*Work to be completed*:
The response must restate the data exactly, with nothing left out.

++++ Given records

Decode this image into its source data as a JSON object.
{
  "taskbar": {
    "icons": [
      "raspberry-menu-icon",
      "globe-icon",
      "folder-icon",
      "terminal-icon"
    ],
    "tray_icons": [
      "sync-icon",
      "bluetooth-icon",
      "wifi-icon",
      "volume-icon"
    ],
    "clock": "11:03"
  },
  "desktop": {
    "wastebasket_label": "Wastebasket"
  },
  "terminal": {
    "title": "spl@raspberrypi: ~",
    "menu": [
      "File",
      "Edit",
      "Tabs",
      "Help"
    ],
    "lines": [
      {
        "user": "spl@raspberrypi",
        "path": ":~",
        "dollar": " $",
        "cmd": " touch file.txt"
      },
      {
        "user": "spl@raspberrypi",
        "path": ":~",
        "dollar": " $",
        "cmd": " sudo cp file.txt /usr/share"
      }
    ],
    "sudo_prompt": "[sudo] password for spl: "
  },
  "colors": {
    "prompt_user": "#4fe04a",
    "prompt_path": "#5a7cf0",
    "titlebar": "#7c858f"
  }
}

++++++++

*Exercise solution*:
Decode this image into its source data as a JSON object.
{
  "taskbar": {
    "icons": [
      "raspberry-menu-icon",
      "globe-icon",
      "folder-icon",
      "terminal-icon"
    ],
    "tray_icons": [
      "sync-icon",
      "bluetooth-icon",
      "wifi-icon",
      "volume-icon"
    ],
    "clock": "11:03"
  },
  "desktop": {
    "wastebasket_label": "Wastebasket"
  },
  "terminal": {
    "title": "spl@raspberrypi: ~",
    "menu": [
      "File",
      "Edit",
      "Tabs",
      "Help"
    ],
    "lines": [
      {
        "user": "spl@raspberrypi",
        "path": ":~",
        "dollar": " $",
        "cmd": " touch file.txt"
      },
      {
        "user": "spl@raspberrypi",
        "path": ":~",
        "dollar": " $",
        "cmd": " sudo cp file.txt /usr/share"
      }
    ],
    "sudo_prompt": "[sudo] password for spl: "
  },
  "colors": {
    "prompt_user": "#4fe04a",
    "prompt_path": "#5a7cf0",
    "titlebar": "#7c858f"
  }
}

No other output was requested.